_Activity_.
Each record is to be printed again precisely as it reads.

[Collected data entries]

---+---

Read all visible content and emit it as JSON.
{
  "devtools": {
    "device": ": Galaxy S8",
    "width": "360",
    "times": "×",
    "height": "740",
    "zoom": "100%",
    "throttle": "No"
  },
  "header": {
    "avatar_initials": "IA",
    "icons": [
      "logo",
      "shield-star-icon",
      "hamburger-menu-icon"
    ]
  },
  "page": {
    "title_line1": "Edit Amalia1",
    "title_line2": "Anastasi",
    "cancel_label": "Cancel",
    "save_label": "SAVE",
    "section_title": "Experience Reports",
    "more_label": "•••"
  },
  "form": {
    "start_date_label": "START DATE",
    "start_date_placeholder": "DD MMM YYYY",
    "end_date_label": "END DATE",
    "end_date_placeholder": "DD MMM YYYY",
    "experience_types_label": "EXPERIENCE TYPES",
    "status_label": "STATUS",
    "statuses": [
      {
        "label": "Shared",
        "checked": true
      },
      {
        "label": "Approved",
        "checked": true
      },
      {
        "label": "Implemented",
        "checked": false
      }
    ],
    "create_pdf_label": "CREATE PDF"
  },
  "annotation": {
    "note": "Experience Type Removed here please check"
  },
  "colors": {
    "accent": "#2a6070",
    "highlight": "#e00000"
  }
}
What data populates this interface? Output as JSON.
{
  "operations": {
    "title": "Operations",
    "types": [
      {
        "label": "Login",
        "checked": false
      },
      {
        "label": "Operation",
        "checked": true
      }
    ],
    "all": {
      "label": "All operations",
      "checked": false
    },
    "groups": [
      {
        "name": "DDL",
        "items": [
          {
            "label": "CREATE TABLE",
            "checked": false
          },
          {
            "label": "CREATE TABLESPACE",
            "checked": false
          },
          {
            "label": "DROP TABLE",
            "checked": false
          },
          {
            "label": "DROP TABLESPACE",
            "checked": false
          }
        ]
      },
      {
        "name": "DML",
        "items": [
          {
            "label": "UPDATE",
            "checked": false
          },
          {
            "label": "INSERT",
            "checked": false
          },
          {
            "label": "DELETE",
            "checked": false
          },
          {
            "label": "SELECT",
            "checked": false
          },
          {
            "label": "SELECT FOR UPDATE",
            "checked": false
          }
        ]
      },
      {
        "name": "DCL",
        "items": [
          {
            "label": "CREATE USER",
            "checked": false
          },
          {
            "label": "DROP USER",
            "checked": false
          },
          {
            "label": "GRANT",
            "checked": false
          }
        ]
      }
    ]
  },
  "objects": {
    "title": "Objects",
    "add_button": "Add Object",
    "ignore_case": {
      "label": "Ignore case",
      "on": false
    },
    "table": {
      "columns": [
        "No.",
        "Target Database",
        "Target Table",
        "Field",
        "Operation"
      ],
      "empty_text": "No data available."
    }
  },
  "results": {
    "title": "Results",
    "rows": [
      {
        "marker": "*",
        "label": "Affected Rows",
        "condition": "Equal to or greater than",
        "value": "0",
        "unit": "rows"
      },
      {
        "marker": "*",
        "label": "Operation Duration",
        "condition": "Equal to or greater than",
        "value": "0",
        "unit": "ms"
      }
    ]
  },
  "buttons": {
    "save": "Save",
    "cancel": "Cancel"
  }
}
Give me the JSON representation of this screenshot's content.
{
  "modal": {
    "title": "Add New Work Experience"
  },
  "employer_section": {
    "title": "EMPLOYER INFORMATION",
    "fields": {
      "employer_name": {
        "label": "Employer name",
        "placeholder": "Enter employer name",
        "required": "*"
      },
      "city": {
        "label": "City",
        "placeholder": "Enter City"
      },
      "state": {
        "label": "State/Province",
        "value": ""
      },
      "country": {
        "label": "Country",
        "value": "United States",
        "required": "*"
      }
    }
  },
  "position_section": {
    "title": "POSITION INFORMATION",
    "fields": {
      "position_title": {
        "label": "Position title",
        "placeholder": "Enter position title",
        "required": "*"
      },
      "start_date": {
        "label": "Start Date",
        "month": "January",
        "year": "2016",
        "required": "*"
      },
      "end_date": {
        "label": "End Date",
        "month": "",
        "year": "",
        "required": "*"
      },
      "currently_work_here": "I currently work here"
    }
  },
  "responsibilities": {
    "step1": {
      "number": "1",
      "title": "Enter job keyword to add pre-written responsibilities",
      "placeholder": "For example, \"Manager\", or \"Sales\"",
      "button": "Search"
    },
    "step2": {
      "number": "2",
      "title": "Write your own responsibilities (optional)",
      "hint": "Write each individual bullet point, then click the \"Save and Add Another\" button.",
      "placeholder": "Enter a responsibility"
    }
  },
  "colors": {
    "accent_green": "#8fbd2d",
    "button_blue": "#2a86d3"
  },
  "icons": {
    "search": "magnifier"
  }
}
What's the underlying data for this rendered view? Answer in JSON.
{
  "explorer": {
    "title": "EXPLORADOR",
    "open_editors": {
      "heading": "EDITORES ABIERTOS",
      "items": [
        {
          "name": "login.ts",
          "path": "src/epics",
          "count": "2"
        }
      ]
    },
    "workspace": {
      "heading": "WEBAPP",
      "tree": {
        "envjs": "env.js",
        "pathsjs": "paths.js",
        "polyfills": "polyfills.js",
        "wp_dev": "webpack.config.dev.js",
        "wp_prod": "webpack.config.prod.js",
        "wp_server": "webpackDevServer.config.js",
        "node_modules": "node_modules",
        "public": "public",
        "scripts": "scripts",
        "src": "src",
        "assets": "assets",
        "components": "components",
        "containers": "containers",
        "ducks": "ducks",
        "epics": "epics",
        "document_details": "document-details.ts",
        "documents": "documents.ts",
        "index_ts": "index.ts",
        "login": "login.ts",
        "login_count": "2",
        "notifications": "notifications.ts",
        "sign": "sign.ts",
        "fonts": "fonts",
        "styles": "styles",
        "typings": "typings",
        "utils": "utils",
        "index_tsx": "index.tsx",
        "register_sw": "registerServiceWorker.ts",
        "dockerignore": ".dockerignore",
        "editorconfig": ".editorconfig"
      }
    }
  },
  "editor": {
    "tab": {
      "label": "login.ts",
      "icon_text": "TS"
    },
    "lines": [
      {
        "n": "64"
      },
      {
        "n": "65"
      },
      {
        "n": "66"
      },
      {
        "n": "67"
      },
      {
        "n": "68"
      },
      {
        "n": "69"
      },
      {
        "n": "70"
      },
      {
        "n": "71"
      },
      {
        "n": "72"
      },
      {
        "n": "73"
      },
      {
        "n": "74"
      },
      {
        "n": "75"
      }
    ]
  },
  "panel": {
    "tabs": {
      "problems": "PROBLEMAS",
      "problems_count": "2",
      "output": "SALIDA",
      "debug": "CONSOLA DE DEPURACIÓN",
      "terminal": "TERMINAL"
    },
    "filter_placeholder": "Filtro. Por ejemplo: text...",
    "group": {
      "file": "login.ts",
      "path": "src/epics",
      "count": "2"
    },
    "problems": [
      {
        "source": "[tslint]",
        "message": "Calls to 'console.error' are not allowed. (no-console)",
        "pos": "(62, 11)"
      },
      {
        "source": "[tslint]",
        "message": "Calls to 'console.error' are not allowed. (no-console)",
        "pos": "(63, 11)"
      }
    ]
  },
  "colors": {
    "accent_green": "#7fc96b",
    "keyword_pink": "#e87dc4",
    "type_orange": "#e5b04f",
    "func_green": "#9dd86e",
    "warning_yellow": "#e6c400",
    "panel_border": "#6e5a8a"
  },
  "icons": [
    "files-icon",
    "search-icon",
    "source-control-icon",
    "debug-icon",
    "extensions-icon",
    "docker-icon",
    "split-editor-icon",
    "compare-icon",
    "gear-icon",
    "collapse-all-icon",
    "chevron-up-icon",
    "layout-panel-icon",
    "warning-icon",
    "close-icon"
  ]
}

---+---

_Result below_.
Read all visible content and emit it as JSON.
{
  "devtools": {
    "device": ": Galaxy S8",
    "width": "360",
    "times": "×",
    "height": "740",
    "zoom": "100%",
    "throttle": "No"
  },
  "header": {
    "avatar_initials": "IA",
    "icons": [
      "logo",
      "shield-star-icon",
      "hamburger-menu-icon"
    ]
  },
  "page": {
    "title_line1": "Edit Amalia1",
    "title_line2": "Anastasi",
    "cancel_label": "Cancel",
    "save_label": "SAVE",
    "section_title": "Experience Reports",
    "more_label": "•••"
  },
  "form": {
    "start_date_label": "START DATE",
    "start_date_placeholder": "DD MMM YYYY",
    "end_date_label": "END DATE",
    "end_date_placeholder": "DD MMM YYYY",
    "experience_types_label": "EXPERIENCE TYPES",
    "status_label": "STATUS",
    "statuses": [
      {
        "label": "Shared",
        "checked": true
      },
      {
        "label": "Approved",
        "checked": true
      },
      {
        "label": "Implemented",
        "checked": false
      }
    ],
    "create_pdf_label": "CREATE PDF"
  },
  "annotation": {
    "note": "Experience Type Removed here please check"
  },
  "colors": {
    "accent": "#2a6070",
    "highlight": "#e00000"
  }
}
What data populates this interface? Output as JSON.
{
  "operations": {
    "title": "Operations",
    "types": [
      {
        "label": "Login",
        "checked": false
      },
      {
        "label": "Operation",
        "checked": true
      }
    ],
    "all": {
      "label": "All operations",
      "checked": false
    },
    "groups": [
      {
        "name": "DDL",
        "items": [
          {
            "label": "CREATE TABLE",
            "checked": false
          },
          {
            "label": "CREATE TABLESPACE",
            "checked": false
          },
          {
            "label": "DROP TABLE",
            "checked": false
          },
          {
            "label": "DROP TABLESPACE",
            "checked": false
          }
        ]
      },
      {
        "name": "DML",
        "items": [
          {
            "label": "UPDATE",
            "checked": false
          },
          {
            "label": "INSERT",
            "checked": false
          },
          {
            "label": "DELETE",
            "checked": false
          },
          {
            "label": "SELECT",
            "checked": false
          },
          {
            "label": "SELECT FOR UPDATE",
            "checked": false
          }
        ]
      },
      {
        "name": "DCL",
        "items": [
          {
            "label": "CREATE USER",
            "checked": false
          },
          {
            "label": "DROP USER",
            "checked": false
          },
          {
            "label": "GRANT",
            "checked": false
          }
        ]
      }
    ]
  },
  "objects": {
    "title": "Objects",
    "add_button": "Add Object",
    "ignore_case": {
      "label": "Ignore case",
      "on": false
    },
    "table": {
      "columns": [
        "No.",
        "Target Database",
        "Target Table",
        "Field",
        "Operation"
      ],
      "empty_text": "No data available."
    }
  },
  "results": {
    "title": "Results",
    "rows": [
      {
        "marker": "*",
        "label": "Affected Rows",
        "condition": "Equal to or greater than",
        "value": "0",
        "unit": "rows"
      },
      {
        "marker": "*",
        "label": "Operation Duration",
        "condition": "Equal to or greater than",
        "value": "0",
        "unit": "ms"
      }
    ]
  },
  "buttons": {
    "save": "Save",
    "cancel": "Cancel"
  }
}
Give me the JSON representation of this screenshot's content.
{
  "modal": {
    "title": "Add New Work Experience"
  },
  "employer_section": {
    "title": "EMPLOYER INFORMATION",
    "fields": {
      "employer_name": {
        "label": "Employer name",
        "placeholder": "Enter employer name",
        "required": "*"
      },
      "city": {
        "label": "City",
        "placeholder": "Enter City"
      },
      "state": {
        "label": "State/Province",
        "value": ""
      },
      "country": {
        "label": "Country",
        "value": "United States",
        "required": "*"
      }
    }
  },
  "position_section": {
    "title": "POSITION INFORMATION",
    "fields": {
      "position_title": {
        "label": "Position title",
        "placeholder": "Enter position title",
        "required": "*"
      },
      "start_date": {
        "label": "Start Date",
        "month": "January",
        "year": "2016",
        "required": "*"
      },
      "end_date": {
        "label": "End Date",
        "month": "",
        "year": "",
        "required": "*"
      },
      "currently_work_here": "I currently work here"
    }
  },
  "responsibilities": {
    "step1": {
      "number": "1",
      "title": "Enter job keyword to add pre-written responsibilities",
      "placeholder": "For example, \"Manager\", or \"Sales\"",
      "button": "Search"
    },
    "step2": {
      "number": "2",
      "title": "Write your own responsibilities (optional)",
      "hint": "Write each individual bullet point, then click the \"Save and Add Another\" button.",
      "placeholder": "Enter a responsibility"
    }
  },
  "colors": {
    "accent_green": "#8fbd2d",
    "button_blue": "#2a86d3"
  },
  "icons": {
    "search": "magnifier"
  }
}
What's the underlying data for this rendered view? Answer in JSON.
{
  "explorer": {
    "title": "EXPLORADOR",
    "open_editors": {
      "heading": "EDITORES ABIERTOS",
      "items": [
        {
          "name": "login.ts",
          "path": "src/epics",
          "count": "2"
        }
      ]
    },
    "workspace": {
      "heading": "WEBAPP",
      "tree": {
        "envjs": "env.js",
        "pathsjs": "paths.js",
        "polyfills": "polyfills.js",
        "wp_dev": "webpack.config.dev.js",
        "wp_prod": "webpack.config.prod.js",
        "wp_server": "webpackDevServer.config.js",
        "node_modules": "node_modules",
        "public": "public",
        "scripts": "scripts",
        "src": "src",
        "assets": "assets",
        "components": "components",
        "containers": "containers",
        "ducks": "ducks",
        "epics": "epics",
        "document_details": "document-details.ts",
        "documents": "documents.ts",
        "index_ts": "index.ts",
        "login": "login.ts",
        "login_count": "2",
        "notifications": "notifications.ts",
        "sign": "sign.ts",
        "fonts": "fonts",
        "styles": "styles",
        "typings": "typings",
        "utils": "utils",
        "index_tsx": "index.tsx",
        "register_sw": "registerServiceWorker.ts",
        "dockerignore": ".dockerignore",
        "editorconfig": ".editorconfig"
      }
    }
  },
  "editor": {
    "tab": {
      "label": "login.ts",
      "icon_text": "TS"
    },
    "lines": [
      {
        "n": "64"
      },
      {
        "n": "65"
      },
      {
        "n": "66"
      },
      {
        "n": "67"
      },
      {
        "n": "68"
      },
      {
        "n": "69"
      },
      {
        "n": "70"
      },
      {
        "n": "71"
      },
      {
        "n": "72"
      },
      {
        "n": "73"
      },
      {
        "n": "74"
      },
      {
        "n": "75"
      }
    ]
  },
  "panel": {
    "tabs": {
      "problems": "PROBLEMAS",
      "problems_count": "2",
      "output": "SALIDA",
      "debug": "CONSOLA DE DEPURACIÓN",
      "terminal": "TERMINAL"
    },
    "filter_placeholder": "Filtro. Por ejemplo: text...",
    "group": {
      "file": "login.ts",
      "path": "src/epics",
      "count": "2"
    },
    "problems": [
      {
        "source": "[tslint]",
        "message": "Calls to 'console.error' are not allowed. (no-console)",
        "pos": "(62, 11)"
      },
      {
        "source": "[tslint]",
        "message": "Calls to 'console.error' are not allowed. (no-console)",
        "pos": "(63, 11)"
      }
    ]
  },
  "colors": {
    "accent_green": "#7fc96b",
    "keyword_pink": "#e87dc4",
    "type_orange": "#e5b04f",
    "func_green": "#9dd86e",
    "warning_yellow": "#e6c400",
    "panel_border": "#6e5a8a"
  },
  "icons": [
    "files-icon",
    "search-icon",
    "source-control-icon",
    "debug-icon",
    "extensions-icon",
    "docker-icon",
    "split-editor-icon",
    "compare-icon",
    "gear-icon",
    "collapse-all-icon",
    "chevron-up-icon",
    "layout-panel-icon",
    "warning-icon",
    "close-icon"
  ]
}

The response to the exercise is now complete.